Human Resource Management Systems (HRMS)
Definition: Human Resource Management Systems (HRMS) provide a link between human resource management
and information technology.
HRMS allow enterprises to automate many aspects of human resource management, with the dual
benefits of reducing the workload of the HR department as well as increasing the efficiency
of the department by standardising HR processes.
The field of human resources is one that is often overlooked in enterprise management. This
situation is aided by the fact that an efficient Human Resources department should function
without fanfare. For example, when a project team successfully launches a product on time and
within budget it is hailed as a great success. When the HR department manages the administration
of the enterprise successfully it can go virtually unnoticed – after all, the Human Resources
department is simply expected to work, only attracting attention when there are problems.

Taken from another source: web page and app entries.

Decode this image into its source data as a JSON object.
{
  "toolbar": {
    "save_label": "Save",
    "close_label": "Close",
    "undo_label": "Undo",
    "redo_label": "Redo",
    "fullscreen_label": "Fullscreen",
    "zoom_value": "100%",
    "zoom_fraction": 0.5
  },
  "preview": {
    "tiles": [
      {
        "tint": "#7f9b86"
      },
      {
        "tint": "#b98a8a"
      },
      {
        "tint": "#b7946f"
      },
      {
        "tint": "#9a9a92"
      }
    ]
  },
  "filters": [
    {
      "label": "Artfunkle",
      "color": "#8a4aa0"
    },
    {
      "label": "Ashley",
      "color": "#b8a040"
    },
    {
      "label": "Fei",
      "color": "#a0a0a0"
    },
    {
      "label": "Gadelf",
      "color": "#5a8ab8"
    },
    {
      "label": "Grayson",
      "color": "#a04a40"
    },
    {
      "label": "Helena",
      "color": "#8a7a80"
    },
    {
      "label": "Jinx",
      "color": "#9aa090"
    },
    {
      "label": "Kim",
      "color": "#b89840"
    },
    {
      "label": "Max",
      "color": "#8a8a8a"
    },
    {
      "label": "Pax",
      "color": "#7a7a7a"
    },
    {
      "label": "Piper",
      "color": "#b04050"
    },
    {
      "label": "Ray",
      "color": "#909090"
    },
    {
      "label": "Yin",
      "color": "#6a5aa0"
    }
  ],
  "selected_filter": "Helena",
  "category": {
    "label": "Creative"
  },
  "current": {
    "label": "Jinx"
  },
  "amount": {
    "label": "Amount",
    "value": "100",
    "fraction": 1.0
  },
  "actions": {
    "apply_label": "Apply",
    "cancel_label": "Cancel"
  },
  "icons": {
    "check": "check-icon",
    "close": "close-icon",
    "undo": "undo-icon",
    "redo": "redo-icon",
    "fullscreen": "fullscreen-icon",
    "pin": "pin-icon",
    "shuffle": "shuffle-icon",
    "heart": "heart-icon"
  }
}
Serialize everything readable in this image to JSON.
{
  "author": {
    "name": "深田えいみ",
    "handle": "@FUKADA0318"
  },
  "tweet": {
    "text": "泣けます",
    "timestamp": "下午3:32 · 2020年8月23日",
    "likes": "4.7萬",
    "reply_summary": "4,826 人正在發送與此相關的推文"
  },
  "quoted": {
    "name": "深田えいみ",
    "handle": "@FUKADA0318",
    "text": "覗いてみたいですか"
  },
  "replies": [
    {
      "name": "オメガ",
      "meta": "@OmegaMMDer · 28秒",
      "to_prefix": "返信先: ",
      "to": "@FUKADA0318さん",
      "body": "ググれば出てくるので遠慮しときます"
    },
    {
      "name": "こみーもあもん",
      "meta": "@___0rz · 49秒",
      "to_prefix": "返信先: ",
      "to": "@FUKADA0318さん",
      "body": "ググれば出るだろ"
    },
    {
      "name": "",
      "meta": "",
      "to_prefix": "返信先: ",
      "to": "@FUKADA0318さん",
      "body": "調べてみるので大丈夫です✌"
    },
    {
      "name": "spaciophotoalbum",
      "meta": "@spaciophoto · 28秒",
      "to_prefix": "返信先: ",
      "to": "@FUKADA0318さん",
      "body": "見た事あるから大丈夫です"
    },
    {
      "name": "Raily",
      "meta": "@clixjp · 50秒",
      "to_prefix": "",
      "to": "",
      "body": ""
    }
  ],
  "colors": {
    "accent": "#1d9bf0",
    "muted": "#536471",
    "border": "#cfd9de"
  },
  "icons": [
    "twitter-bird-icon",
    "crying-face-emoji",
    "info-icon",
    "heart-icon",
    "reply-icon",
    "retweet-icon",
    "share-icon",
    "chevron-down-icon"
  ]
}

The reality, however, is very different. The HR department plays a vital role in ensuring the
smooth running of an enterprise – most importantly by tracking and analysing the timekeeping and
work patterns of the workforce, allowing management better information on which to form strategies.
The importance of human resources has not gone unnoticed by the software industry. There is now a
wide range of applications available to aid the HR department in their tasks, making possible the
automation of certain tasks and aiding in the organisation of many others.
HRM software systems (from vendors such as
Ascentis) are broadly defined by the four
basic responsibilities of the HR department, and as such typically contain standalone modules to
address the needs of each responsibility:
Payroll Module: The payroll module greatly reduces the workload of the HR department by automating the payroll
process, allowing HR to ensure that payroll functions are completed on time and without errors.
At its most basic level the payroll module is supported by the manual entry of timekeeping and
attendance data from paper-based timesheets submitted by the workforce. More advanced systems
track employee timekeeping through automatic systems, connected to either a ‘clocking in’ system
or a tracker connected to the desktop computers of the employees.
Once attendance data is fed into the system, the payroll module automatically calculates payment
amounts and various deductions such as income tax before generating paychecks and employee tax reports.
Time and Labour Management Module: The time and labour management module is designed to collate and analyse employee timekeeping
information for the purposes of organisational cost accounting.
By sourcing data directly from the timekeeping devices and methods used to calculate payroll this
module can provide management with valuable data regarding the use of labour resources within the enterprise.
Benefit Administration Module: The benefit administration module provides HR personnel with the capacity to monitor and manage
employee participation in a range of benefit programs. These programs can range from programs
related to the wellbeing of the workforce (such as health insurance and pension schemes) to
profit making programs (such as stock option plans and profit sharing).
HR Management Module: The HR management module provides a range of HR solutions ranging from analyses of application
data through to the basic demographic data of employees.
The management module allows HR personnel to effectively manage the Human Capital Pool (HCP)
available within the enterprise, in that it
keeps track of the training and development of the
workforce and the skills and qualifications of each employee. Advanced HR management modules can
also automate the process of application for positions by capturing application data and entering
it to a relevant database.
Benefits of HRMS
While these modules each provide benefits to the HR department itself, the applications also
aid the enterprise as a whole.
HRM systems convert human resources information into a digital format, allowing that information
to be added to the knowledge management systems of the enterprise. The result of this is that HR
data can be integrated into the larger Enterprise Resource Planning (ERP) systems of the enterprise.
In analysing enterprise wide resource usage this data can prove invaluable. Data related to the
time usage of the workforce can enhance the
decision making abilities of management, allowing the
HR department to form an integral aspect of strategy formation for the enterprise as a whole.